(Dataset excerpts)
··········
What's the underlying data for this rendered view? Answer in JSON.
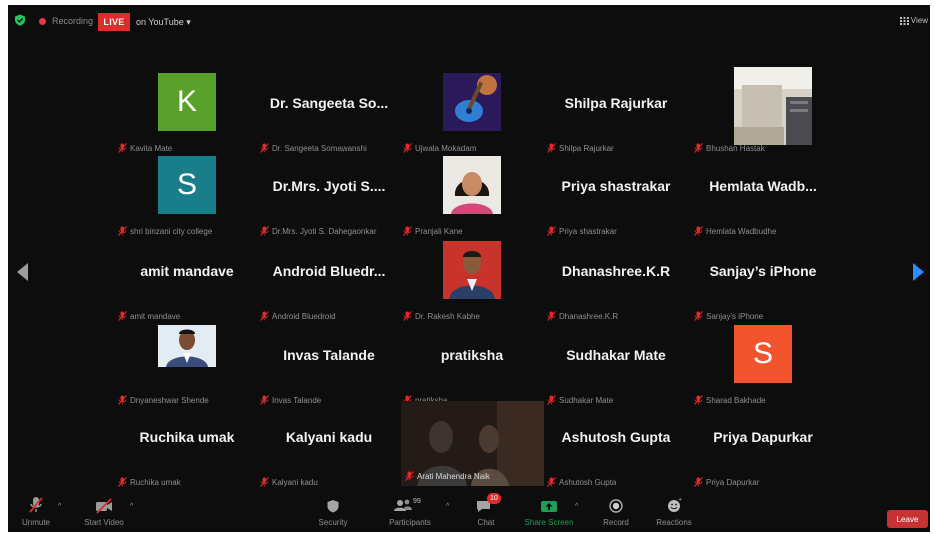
{
  "topbar": {
    "recording_label": "Recording",
    "live_label": "LIVE",
    "youtube_label": "on YouTube",
    "view_label": "View"
  },
  "colors": {
    "live_red": "#e02b2b",
    "next_arrow": "#2d8cff",
    "active_speaker": "#e5d25a",
    "leave_red": "#c73232"
  },
  "participants": [
    {
      "avatar_letter": "K",
      "avatar_color": "#5aa02c",
      "label": "Kavita Mate"
    },
    {
      "display_name": "Dr. Sangeeta So...",
      "label": "Dr. Sangeeta Somawanshi"
    },
    {
      "photo": "guitar-image",
      "label": "Ujwala Mokadam"
    },
    {
      "display_name": "Shilpa Rajurkar",
      "label": "Shilpa Rajurkar"
    },
    {
      "photo": "room-image",
      "label": "Bhushan Hastak"
    },
    {
      "avatar_letter": "S",
      "avatar_color": "#177e8a",
      "label": "shri binzani city college"
    },
    {
      "display_name": "Dr.Mrs. Jyoti S....",
      "label": "Dr.Mrs. Jyoti S. Dahegaonkar"
    },
    {
      "photo": "woman-portrait",
      "label": "Pranjali Kane"
    },
    {
      "display_name": "Priya shastrakar",
      "label": "Priya shastrakar"
    },
    {
      "display_name": "Hemlata Wadb...",
      "label": "Hemlata Wadbudhe"
    },
    {
      "display_name": "amit mandave",
      "label": "amit mandave"
    },
    {
      "display_name": "Android Bluedr...",
      "label": "Android Bluedroid"
    },
    {
      "photo": "man-portrait",
      "label": "Dr. Rakesh Kabhe"
    },
    {
      "display_name": "Dhanashree.K.R",
      "label": "Dhanashree.K.R"
    },
    {
      "display_name": "Sanjay’s iPhone",
      "label": "Sanjay's iPhone"
    },
    {
      "photo": "man-portrait-2",
      "label": "Dnyaneshwar Shende"
    },
    {
      "display_name": "Invas Talande",
      "label": "Invas Talande"
    },
    {
      "display_name": "pratiksha",
      "label": "pratiksha"
    },
    {
      "display_name": "Sudhakar Mate",
      "label": "Sudhakar Mate"
    },
    {
      "avatar_letter": "S",
      "avatar_color": "#f2542d",
      "label": "Sharad Bakhade"
    },
    {
      "display_name": "Ruchika umak",
      "label": "Ruchika umak"
    },
    {
      "display_name": "Kalyani kadu",
      "label": "Kalyani kadu"
    },
    {
      "video": "dark-video",
      "label": "Arati Mahendra Naik",
      "active": true
    },
    {
      "display_name": "Ashutosh Gupta",
      "label": "Ashutosh Gupta"
    },
    {
      "display_name": "Priya Dapurkar",
      "label": "Priya Dapurkar"
    }
  ],
  "toolbar": {
    "unmute": "Unmute",
    "start_video": "Start Video",
    "security": "Security",
    "participants": "Participants",
    "participants_count": "99",
    "chat": "Chat",
    "chat_badge": "10",
    "share_screen": "Share Screen",
    "record": "Record",
    "reactions": "Reactions",
    "leave": "Leave"
  }
}
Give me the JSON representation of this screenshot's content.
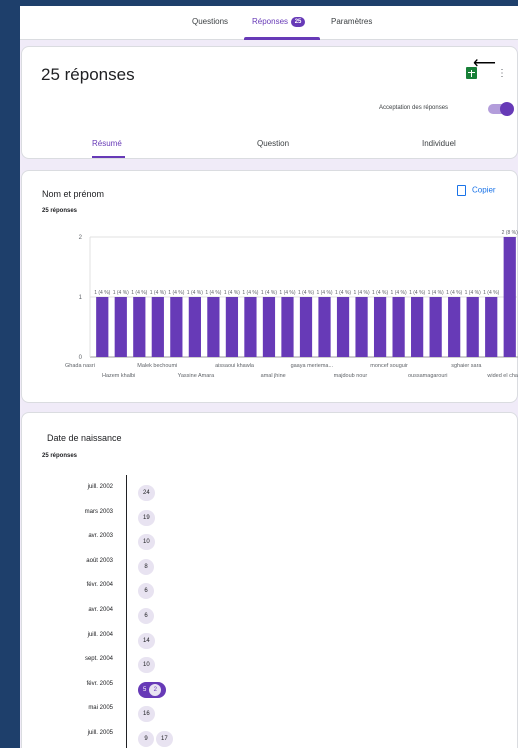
{
  "topbar": {
    "tabs": [
      {
        "label": "Questions"
      },
      {
        "label": "Réponses",
        "badge": "25"
      },
      {
        "label": "Paramètres"
      }
    ]
  },
  "summary_card": {
    "title": "25 réponses",
    "accept_label": "Acceptation des réponses",
    "accepting": true,
    "subtabs": [
      "Résumé",
      "Question",
      "Individuel"
    ],
    "icons": {
      "sheets": "sheets-icon",
      "more": "more-vert-icon",
      "arrow": "arrow-left-icon"
    }
  },
  "name_card": {
    "title": "Nom et prénom",
    "count": "25 réponses",
    "copy_label": "Copier"
  },
  "chart_data": {
    "type": "bar",
    "title": "Nom et prénom",
    "ylim": [
      0,
      2
    ],
    "yticks": [
      0,
      1,
      2
    ],
    "grid": true,
    "categories": [
      "Ghada nasri",
      "Hazem khalbi",
      "Malek bechoumi",
      "Yassine Amara",
      "aissaoui khawla",
      "amal jhine",
      "gaaya meriema...",
      "majdoub nour",
      "moncef souguir",
      "oussamagarouri",
      "sghaier sara",
      "wided el cha..."
    ],
    "bar_count": 23,
    "values": [
      1,
      1,
      1,
      1,
      1,
      1,
      1,
      1,
      1,
      1,
      1,
      1,
      1,
      1,
      1,
      1,
      1,
      1,
      1,
      1,
      1,
      1,
      2
    ],
    "data_labels": [
      "1 (4 %)",
      "1 (4 %)",
      "1 (4 %)",
      "1 (4 %)",
      "1 (4 %)",
      "1 (4 %)",
      "1 (4 %)",
      "1 (4 %)",
      "1 (4 %)",
      "1 (4 %)",
      "1 (4 %)",
      "1 (4 %)",
      "1 (4 %)",
      "1 (4 %)",
      "1 (4 %)",
      "1 (4 %)",
      "1 (4 %)",
      "1 (4 %)",
      "1 (4 %)",
      "1 (4 %)",
      "1 (4 %)",
      "1 (4 %)",
      "2 (8 %)"
    ],
    "color": "#673ab7"
  },
  "date_card": {
    "title": "Date de naissance",
    "count": "25 réponses",
    "rows": [
      {
        "label": "juill. 2002",
        "pills": [
          {
            "v": "24"
          }
        ]
      },
      {
        "label": "mars 2003",
        "pills": [
          {
            "v": "19"
          }
        ]
      },
      {
        "label": "avr. 2003",
        "pills": [
          {
            "v": "10"
          }
        ]
      },
      {
        "label": "août 2003",
        "pills": [
          {
            "v": "8"
          }
        ]
      },
      {
        "label": "févr. 2004",
        "pills": [
          {
            "v": "6"
          }
        ]
      },
      {
        "label": "avr. 2004",
        "pills": [
          {
            "v": "6"
          }
        ]
      },
      {
        "label": "juill. 2004",
        "pills": [
          {
            "v": "14"
          }
        ]
      },
      {
        "label": "sept. 2004",
        "pills": [
          {
            "v": "10"
          }
        ]
      },
      {
        "label": "févr. 2005",
        "pills": [
          {
            "v": "5",
            "dark": true,
            "count": "2"
          }
        ]
      },
      {
        "label": "mai 2005",
        "pills": [
          {
            "v": "16"
          }
        ]
      },
      {
        "label": "juill. 2005",
        "pills": [
          {
            "v": "9"
          },
          {
            "v": "17"
          }
        ]
      }
    ]
  }
}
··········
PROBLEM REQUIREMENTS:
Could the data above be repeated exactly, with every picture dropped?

EXERCISE ANSWER:
What's the underlying data for this rendered view? Answer in JSON.
{
  "topbar": {
    "recording_label": "Recording",
    "live_label": "LIVE",
    "youtube_label": "on YouTube",
    "view_label": "View"
  },
  "colors": {
    "live_red": "#e02b2b",
    "next_arrow": "#2d8cff",
    "active_speaker": "#e5d25a",
    "leave_red": "#c73232"
  },
  "participants": [
    {
      "avatar_letter": "K",
      "avatar_color": "#5aa02c",
      "label": "Kavita Mate"
    },
    {
      "display_name": "Dr. Sangeeta So...",
      "label": "Dr. Sangeeta Somawanshi"
    },
    {
      "photo": "guitar-image",
      "label": "Ujwala Mokadam"
    },
    {
      "display_name": "Shilpa Rajurkar",
      "label": "Shilpa Rajurkar"
    },
    {
      "photo": "room-image",
      "label": "Bhushan Hastak"
    },
    {
      "avatar_letter": "S",
      "avatar_color": "#177e8a",
      "label": "shri binzani city college"
    },
    {
      "display_name": "Dr.Mrs. Jyoti S....",
      "label": "Dr.Mrs. Jyoti S. Dahegaonkar"
    },
    {
      "photo": "woman-portrait",
      "label": "Pranjali Kane"
    },
    {
      "display_name": "Priya shastrakar",
      "label": "Priya shastrakar"
    },
    {
      "display_name": "Hemlata Wadb...",
      "label": "Hemlata Wadbudhe"
    },
    {
      "display_name": "amit mandave",
      "label": "amit mandave"
    },
    {
      "display_name": "Android Bluedr...",
      "label": "Android Bluedroid"
    },
    {
      "photo": "man-portrait",
      "label": "Dr. Rakesh Kabhe"
    },
    {
      "display_name": "Dhanashree.K.R",
      "label": "Dhanashree.K.R"
    },
    {
      "display_name": "Sanjay’s iPhone",
      "label": "Sanjay's iPhone"
    },
    {
      "photo": "man-portrait-2",
      "label": "Dnyaneshwar Shende"
    },
    {
      "display_name": "Invas Talande",
      "label": "Invas Talande"
    },
    {
      "display_name": "pratiksha",
      "label": "pratiksha"
    },
    {
      "display_name": "Sudhakar Mate",
      "label": "Sudhakar Mate"
    },
    {
      "avatar_letter": "S",
      "avatar_color": "#f2542d",
      "label": "Sharad Bakhade"
    },
    {
      "display_name": "Ruchika umak",
      "label": "Ruchika umak"
    },
    {
      "display_name": "Kalyani kadu",
      "label": "Kalyani kadu"
    },
    {
      "video": "dark-video",
      "label": "Arati Mahendra Naik",
      "active": true
    },
    {
      "display_name": "Ashutosh Gupta",
      "label": "Ashutosh Gupta"
    },
    {
      "display_name": "Priya Dapurkar",
      "label": "Priya Dapurkar"
    }
  ],
  "toolbar": {
    "unmute": "Unmute",
    "start_video": "Start Video",
    "security": "Security",
    "participants": "Participants",
    "participants_count": "99",
    "chat": "Chat",
    "chat_badge": "10",
    "share_screen": "Share Screen",
    "record": "Record",
    "reactions": "Reactions",
    "leave": "Leave"
  }
}
Give me the JSON representation of this screenshot's content.
{
  "topbar": {
    "tabs": [
      {
        "label": "Questions"
      },
      {
        "label": "Réponses",
        "badge": "25"
      },
      {
        "label": "Paramètres"
      }
    ]
  },
  "summary_card": {
    "title": "25 réponses",
    "accept_label": "Acceptation des réponses",
    "accepting": true,
    "subtabs": [
      "Résumé",
      "Question",
      "Individuel"
    ],
    "icons": {
      "sheets": "sheets-icon",
      "more": "more-vert-icon",
      "arrow": "arrow-left-icon"
    }
  },
  "name_card": {
    "title": "Nom et prénom",
    "count": "25 réponses",
    "copy_label": "Copier"
  },
  "chart_data": {
    "type": "bar",
    "title": "Nom et prénom",
    "ylim": [
      0,
      2
    ],
    "yticks": [
      0,
      1,
      2
    ],
    "grid": true,
    "categories": [
      "Ghada nasri",
      "Hazem khalbi",
      "Malek bechoumi",
      "Yassine Amara",
      "aissaoui khawla",
      "amal jhine",
      "gaaya meriema...",
      "majdoub nour",
      "moncef souguir",
      "oussamagarouri",
      "sghaier sara",
      "wided el cha..."
    ],
    "bar_count": 23,
    "values": [
      1,
      1,
      1,
      1,
      1,
      1,
      1,
      1,
      1,
      1,
      1,
      1,
      1,
      1,
      1,
      1,
      1,
      1,
      1,
      1,
      1,
      1,
      2
    ],
    "data_labels": [
      "1 (4 %)",
      "1 (4 %)",
      "1 (4 %)",
      "1 (4 %)",
      "1 (4 %)",
      "1 (4 %)",
      "1 (4 %)",
      "1 (4 %)",
      "1 (4 %)",
      "1 (4 %)",
      "1 (4 %)",
      "1 (4 %)",
      "1 (4 %)",
      "1 (4 %)",
      "1 (4 %)",
      "1 (4 %)",
      "1 (4 %)",
      "1 (4 %)",
      "1 (4 %)",
      "1 (4 %)",
      "1 (4 %)",
      "1 (4 %)",
      "2 (8 %)"
    ],
    "color": "#673ab7"
  },
  "date_card": {
    "title": "Date de naissance",
    "count": "25 réponses",
    "rows": [
      {
        "label": "juill. 2002",
        "pills": [
          {
            "v": "24"
          }
        ]
      },
      {
        "label": "mars 2003",
        "pills": [
          {
            "v": "19"
          }
        ]
      },
      {
        "label": "avr. 2003",
        "pills": [
          {
            "v": "10"
          }
        ]
      },
      {
        "label": "août 2003",
        "pills": [
          {
            "v": "8"
          }
        ]
      },
      {
        "label": "févr. 2004",
        "pills": [
          {
            "v": "6"
          }
        ]
      },
      {
        "label": "avr. 2004",
        "pills": [
          {
            "v": "6"
          }
        ]
      },
      {
        "label": "juill. 2004",
        "pills": [
          {
            "v": "14"
          }
        ]
      },
      {
        "label": "sept. 2004",
        "pills": [
          {
            "v": "10"
          }
        ]
      },
      {
        "label": "févr. 2005",
        "pills": [
          {
            "v": "5",
            "dark": true,
            "count": "2"
          }
        ]
      },
      {
        "label": "mai 2005",
        "pills": [
          {
            "v": "16"
          }
        ]
      },
      {
        "label": "juill. 2005",
        "pills": [
          {
            "v": "9"
          },
          {
            "v": "17"
          }
        ]
      }
    ]
  }
}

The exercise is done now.